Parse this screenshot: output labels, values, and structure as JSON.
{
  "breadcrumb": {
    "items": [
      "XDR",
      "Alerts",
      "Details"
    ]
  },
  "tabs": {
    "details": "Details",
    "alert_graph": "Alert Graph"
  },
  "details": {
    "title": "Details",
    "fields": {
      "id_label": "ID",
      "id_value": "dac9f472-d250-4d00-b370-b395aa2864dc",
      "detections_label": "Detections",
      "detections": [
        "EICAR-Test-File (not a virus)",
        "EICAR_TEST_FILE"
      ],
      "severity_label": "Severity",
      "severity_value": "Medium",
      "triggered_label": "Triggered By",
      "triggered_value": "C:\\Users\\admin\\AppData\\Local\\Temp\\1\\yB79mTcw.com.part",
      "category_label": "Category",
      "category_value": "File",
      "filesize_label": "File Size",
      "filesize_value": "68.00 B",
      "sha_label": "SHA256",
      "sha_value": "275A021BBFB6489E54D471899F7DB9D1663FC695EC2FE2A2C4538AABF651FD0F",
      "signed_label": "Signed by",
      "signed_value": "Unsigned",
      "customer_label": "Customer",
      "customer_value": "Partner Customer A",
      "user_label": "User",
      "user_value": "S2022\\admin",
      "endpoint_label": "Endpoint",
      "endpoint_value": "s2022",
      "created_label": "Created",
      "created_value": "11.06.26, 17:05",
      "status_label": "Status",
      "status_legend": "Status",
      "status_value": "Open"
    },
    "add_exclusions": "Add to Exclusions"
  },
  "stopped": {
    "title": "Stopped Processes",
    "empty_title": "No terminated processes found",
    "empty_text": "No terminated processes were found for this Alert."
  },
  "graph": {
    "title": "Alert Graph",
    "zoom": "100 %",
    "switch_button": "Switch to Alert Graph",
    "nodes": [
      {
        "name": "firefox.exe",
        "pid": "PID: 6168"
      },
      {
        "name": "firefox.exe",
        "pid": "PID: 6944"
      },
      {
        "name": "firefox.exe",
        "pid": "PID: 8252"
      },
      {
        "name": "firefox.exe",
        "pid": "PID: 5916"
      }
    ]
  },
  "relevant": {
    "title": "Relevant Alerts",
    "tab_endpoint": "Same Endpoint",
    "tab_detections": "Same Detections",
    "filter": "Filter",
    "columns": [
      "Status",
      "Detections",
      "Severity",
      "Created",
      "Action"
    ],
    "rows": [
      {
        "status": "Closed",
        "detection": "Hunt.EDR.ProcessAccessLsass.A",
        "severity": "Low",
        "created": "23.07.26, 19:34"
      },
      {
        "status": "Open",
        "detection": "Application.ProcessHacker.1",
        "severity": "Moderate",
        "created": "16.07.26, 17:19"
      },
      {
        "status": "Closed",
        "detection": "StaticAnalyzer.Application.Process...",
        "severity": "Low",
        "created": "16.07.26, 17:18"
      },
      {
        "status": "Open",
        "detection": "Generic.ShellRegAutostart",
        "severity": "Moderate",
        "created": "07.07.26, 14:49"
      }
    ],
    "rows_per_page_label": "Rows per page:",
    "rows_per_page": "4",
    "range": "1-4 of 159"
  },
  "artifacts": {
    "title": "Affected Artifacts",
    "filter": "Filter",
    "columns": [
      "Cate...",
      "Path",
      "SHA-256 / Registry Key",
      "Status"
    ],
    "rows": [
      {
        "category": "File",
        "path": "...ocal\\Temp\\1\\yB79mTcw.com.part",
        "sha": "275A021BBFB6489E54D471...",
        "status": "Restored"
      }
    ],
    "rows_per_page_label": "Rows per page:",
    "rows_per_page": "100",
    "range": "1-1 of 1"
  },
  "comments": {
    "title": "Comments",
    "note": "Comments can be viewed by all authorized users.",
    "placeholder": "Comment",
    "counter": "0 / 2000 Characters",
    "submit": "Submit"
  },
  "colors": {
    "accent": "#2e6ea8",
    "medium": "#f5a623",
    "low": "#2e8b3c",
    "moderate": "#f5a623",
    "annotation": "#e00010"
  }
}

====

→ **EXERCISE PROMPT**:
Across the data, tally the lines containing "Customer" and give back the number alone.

→ **RESPONSE AREA**:
2